By 35k the thoughts of a PB were thrown out the window. Whereas just a mile earlier I was on track and hammering away at the tempo. I walked. Then jogged. Then walked some more. Stopped and chatted to some marshals, who kindly reminded me that I was only two minutes back from Tony and could still catch him. That wasn’t going to happen!
My average pace had slowed by a minute per kilometre, but now all I was concerned about was:
- not visiting Dunedin ED again (I’ve got bad memories of this place after last time when I awoke in a hospital passage way with no one around, shivering uncontrollably and unable to move or speak);
- and hanging on to second place.
On this second point, I knew Tony and I had opened up a big gap on third place, but how big? And with the leading half marathon competitors now passing me, I couldn’t be sure who was in the half and who was in the full.
I checked behind me at every corner. Trying to spot the colour of their bib numbers. Of course, if I had my wits about me I would have known that no one running 2:40-odd for a half marathon would be finishing as fast as these 70-minute half marathoners were running. But still I wanted to be sure.
I reached the final hill 2k out from the finish. I walked most of it as well as an additional hill a kilometre later (wasn’t expecting that one). Three half marathon runners had passed me and I now knew I could hold a semblance of running form to the finish.
The race was sponsored by Cadbury and although chocolate was the last thing on my mind at the 42km-mark, I was never so happy to see their purple flags waving in the warm breeze at the finish line. I gave a quick wave to the crowd and shuffled across the timing mat still in second place with a time of 2:46:01.
I was five minutes off my PB and that represented about a 7-minute drop off my projected time at 34km.
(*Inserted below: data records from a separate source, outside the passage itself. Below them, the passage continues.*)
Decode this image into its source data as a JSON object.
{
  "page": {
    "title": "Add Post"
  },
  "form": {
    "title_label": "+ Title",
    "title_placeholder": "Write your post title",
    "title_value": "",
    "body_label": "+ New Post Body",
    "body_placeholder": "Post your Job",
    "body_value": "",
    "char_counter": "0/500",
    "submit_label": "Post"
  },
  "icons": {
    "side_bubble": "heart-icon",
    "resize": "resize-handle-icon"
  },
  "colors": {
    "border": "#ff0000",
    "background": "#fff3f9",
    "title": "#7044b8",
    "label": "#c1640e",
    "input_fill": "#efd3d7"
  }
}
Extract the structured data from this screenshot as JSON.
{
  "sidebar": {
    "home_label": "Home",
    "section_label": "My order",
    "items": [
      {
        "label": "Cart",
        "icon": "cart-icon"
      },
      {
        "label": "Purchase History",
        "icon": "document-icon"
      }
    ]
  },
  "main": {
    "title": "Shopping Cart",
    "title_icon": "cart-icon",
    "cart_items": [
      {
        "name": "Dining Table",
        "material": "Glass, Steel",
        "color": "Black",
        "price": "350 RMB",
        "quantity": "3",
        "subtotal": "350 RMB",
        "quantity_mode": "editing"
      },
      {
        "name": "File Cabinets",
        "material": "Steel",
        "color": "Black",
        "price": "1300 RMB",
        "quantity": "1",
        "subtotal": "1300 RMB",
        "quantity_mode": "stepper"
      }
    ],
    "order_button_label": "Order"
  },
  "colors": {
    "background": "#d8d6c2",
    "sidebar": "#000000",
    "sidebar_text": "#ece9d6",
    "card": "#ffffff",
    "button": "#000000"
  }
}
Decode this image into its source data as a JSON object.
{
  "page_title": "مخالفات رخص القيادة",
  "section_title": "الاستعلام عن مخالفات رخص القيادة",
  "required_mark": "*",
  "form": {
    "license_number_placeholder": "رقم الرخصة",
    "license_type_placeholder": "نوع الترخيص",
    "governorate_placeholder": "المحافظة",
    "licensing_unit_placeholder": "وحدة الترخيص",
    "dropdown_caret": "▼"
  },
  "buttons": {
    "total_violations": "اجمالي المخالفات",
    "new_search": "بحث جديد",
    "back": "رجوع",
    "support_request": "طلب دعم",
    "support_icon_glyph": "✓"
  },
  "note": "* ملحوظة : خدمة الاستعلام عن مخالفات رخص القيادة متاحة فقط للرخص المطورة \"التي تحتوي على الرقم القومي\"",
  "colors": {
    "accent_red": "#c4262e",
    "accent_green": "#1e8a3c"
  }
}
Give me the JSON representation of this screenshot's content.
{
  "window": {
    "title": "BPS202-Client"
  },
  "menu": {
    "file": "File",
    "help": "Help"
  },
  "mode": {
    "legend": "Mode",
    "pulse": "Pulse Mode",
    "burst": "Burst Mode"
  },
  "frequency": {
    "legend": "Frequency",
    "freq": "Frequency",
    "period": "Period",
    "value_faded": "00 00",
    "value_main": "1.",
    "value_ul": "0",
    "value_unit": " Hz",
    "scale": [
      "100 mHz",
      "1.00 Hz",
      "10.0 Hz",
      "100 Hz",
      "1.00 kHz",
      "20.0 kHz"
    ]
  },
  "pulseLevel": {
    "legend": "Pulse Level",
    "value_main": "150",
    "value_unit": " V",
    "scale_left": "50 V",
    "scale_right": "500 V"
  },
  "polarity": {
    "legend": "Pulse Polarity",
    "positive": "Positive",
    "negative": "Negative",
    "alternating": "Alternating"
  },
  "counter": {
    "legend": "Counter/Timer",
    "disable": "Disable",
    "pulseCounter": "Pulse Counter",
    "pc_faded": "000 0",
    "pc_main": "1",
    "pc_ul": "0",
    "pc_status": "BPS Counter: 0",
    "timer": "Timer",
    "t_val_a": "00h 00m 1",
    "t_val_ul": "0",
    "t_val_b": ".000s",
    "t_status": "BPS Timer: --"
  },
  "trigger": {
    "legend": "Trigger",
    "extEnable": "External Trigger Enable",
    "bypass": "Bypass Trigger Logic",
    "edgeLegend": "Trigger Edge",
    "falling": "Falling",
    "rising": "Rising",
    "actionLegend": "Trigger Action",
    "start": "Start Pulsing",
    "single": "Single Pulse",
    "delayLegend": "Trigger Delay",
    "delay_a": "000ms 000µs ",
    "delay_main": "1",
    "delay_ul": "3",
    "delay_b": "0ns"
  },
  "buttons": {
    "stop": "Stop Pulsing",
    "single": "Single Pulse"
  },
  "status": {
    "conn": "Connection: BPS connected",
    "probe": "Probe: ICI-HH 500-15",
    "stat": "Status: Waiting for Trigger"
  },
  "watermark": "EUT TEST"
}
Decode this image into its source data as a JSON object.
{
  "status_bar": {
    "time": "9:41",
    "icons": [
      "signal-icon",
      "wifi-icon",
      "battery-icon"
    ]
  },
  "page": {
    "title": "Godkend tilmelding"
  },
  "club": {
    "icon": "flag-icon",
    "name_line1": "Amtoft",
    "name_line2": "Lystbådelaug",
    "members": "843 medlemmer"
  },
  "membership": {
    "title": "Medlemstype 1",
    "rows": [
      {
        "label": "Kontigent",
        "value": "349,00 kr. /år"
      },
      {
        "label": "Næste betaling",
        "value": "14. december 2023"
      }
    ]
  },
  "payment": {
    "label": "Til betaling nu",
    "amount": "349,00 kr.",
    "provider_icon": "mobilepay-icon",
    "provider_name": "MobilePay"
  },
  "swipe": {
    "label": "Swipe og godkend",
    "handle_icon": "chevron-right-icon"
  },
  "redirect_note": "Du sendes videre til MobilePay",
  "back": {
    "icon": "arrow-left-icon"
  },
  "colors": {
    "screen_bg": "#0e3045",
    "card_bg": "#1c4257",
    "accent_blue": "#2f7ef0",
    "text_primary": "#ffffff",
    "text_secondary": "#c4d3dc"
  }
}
As I plied off my running shoes, to discover three blackened toenails, ripe to fall off any day soon, and a bleeding ankle from where the timing band had rubbed, I was reminded of the bigness of the marathon. It’s more than two half marathons; it is its own beast that needs to be respected with plenty of training, realistic expectations, and a religious adherence to the race plan.
The marathon didn’t send me to ED today, but it did send me to the well. Deep in the well. But I guess you would expect nothing less from a marathon. That is the beauty of the distance.
Photos: © Chris Sullivan. Seen in Dunedin